## WORK TO BE COMPLETED:
The answer must consist of each line below that holds the word "image", copied as it stands.

## EXCERPTED DATA:
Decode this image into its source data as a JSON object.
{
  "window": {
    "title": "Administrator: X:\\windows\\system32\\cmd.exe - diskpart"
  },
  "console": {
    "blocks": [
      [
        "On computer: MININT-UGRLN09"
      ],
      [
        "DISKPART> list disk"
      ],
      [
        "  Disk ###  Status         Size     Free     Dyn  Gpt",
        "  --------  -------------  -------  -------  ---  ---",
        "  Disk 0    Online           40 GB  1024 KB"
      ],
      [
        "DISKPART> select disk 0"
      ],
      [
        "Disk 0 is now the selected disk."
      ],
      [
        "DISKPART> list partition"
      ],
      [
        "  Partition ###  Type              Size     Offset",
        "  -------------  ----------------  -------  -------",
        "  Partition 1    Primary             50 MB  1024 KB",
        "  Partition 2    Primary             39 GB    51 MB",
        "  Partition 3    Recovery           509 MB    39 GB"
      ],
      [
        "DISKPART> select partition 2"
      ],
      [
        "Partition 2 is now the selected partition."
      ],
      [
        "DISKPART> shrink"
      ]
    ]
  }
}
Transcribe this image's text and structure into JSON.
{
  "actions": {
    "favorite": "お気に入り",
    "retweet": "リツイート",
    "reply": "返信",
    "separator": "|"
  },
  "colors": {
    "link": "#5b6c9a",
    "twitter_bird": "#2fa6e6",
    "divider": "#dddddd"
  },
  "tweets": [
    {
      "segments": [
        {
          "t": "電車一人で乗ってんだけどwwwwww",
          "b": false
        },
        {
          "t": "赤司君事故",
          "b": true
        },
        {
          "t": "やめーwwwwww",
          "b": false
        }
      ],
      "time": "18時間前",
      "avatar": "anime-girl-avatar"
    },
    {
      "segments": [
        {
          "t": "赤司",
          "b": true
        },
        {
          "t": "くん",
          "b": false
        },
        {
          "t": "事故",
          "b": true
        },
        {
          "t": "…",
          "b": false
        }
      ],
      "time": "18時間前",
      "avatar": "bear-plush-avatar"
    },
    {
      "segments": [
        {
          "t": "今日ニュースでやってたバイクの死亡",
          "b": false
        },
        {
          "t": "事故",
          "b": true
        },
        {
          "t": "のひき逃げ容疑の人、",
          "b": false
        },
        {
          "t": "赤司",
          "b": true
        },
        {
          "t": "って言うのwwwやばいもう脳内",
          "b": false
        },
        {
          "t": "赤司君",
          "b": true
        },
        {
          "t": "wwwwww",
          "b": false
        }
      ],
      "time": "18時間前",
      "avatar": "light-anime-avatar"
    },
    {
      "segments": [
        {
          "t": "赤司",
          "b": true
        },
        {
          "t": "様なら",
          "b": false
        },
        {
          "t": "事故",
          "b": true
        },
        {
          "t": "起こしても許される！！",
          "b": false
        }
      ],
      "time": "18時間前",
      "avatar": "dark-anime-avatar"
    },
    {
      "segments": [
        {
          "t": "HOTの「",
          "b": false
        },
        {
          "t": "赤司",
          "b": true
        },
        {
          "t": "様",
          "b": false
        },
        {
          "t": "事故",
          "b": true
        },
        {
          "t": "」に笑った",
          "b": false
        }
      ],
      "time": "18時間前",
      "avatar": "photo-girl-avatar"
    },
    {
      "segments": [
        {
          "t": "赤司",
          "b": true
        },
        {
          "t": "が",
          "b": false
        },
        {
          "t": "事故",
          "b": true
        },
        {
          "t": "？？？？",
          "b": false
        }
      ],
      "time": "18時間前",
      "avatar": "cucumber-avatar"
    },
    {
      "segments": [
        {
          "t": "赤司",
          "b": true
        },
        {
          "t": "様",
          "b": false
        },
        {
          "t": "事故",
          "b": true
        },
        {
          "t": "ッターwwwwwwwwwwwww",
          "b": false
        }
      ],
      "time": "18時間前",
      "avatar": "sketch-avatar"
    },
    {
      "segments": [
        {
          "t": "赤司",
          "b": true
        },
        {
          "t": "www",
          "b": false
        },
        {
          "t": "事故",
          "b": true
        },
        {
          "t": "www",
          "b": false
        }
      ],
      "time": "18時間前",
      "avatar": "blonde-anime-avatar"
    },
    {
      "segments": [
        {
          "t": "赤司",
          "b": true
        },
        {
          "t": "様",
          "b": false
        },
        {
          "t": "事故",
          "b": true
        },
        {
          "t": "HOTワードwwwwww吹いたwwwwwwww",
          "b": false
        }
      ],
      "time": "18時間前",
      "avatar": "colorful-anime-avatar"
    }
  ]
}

## FINAL ANSWER:
Decode this image into its source data as a JSON object.
Transcribe this image's text and structure into JSON.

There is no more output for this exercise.